Set in 1970s Seattle, Black Hole features teens awash in adolescent angst, experiencing all the boy-girl, geek-jock troubles that make high school such a joy. Most scenes center around finding or ingesting drugs, with characters constantly pulling out thin joints, drinking beer in the woods, and putting quick distance between themselves and their parents. When in packs, the boys treat the girls like shit; individually, they fumble declarations of love and inwardly cringe. A nasty sexually transmitted disease complicates things, as one of its symptoms is a face blurred beyond recognition. Unexpectedly, those typically afflicted are geeks, who, banished to the woods, retain their sense of kindness -- all except the primary killer (yes, there's more than one), a former chess-club kid who pines for a girl to the point of murderous rage.

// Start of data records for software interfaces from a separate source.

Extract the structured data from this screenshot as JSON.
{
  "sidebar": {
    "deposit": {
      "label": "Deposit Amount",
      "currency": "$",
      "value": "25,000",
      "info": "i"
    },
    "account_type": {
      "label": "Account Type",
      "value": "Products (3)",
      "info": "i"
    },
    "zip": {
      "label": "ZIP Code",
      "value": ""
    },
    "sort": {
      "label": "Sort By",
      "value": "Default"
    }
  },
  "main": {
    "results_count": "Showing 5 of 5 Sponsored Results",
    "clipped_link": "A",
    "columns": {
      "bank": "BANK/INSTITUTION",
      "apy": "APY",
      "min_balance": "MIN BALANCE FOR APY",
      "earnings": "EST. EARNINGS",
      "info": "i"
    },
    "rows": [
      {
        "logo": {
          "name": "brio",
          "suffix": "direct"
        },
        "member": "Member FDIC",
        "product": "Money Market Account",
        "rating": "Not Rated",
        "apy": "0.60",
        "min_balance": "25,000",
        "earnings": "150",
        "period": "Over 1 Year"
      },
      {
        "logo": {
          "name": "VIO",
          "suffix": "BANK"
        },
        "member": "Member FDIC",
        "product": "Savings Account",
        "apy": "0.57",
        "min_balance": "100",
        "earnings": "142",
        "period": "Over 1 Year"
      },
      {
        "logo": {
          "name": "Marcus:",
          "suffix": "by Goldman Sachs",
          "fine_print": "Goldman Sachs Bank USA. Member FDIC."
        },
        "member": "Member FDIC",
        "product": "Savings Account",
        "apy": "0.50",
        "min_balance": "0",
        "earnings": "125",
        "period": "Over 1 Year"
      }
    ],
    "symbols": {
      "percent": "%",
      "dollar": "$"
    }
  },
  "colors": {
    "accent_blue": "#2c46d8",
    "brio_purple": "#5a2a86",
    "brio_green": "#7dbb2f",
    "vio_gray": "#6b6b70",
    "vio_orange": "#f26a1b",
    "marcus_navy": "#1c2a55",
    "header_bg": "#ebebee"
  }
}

The weirder manifestations of the disease -- one girl grows a tail, another sheds her skin, a boy develops a second mouth in his neck -- place the book safely outside the familiar, undercutting comparisons to today's STDs. And in sharp contrast to his usual realism, Burns in-cludes plenty of surreal panels highlighting dreams, inner dialogues, and drug-induced paranoia, which visually capture the emotional battles occurring within high-school minds. His style is also a wonder, bold black-and-white pages with characters' faces shining from dark backgrounds or cast in slanting shadows. Black Hole may be a fast read, but its art takes sweet time to appreciate.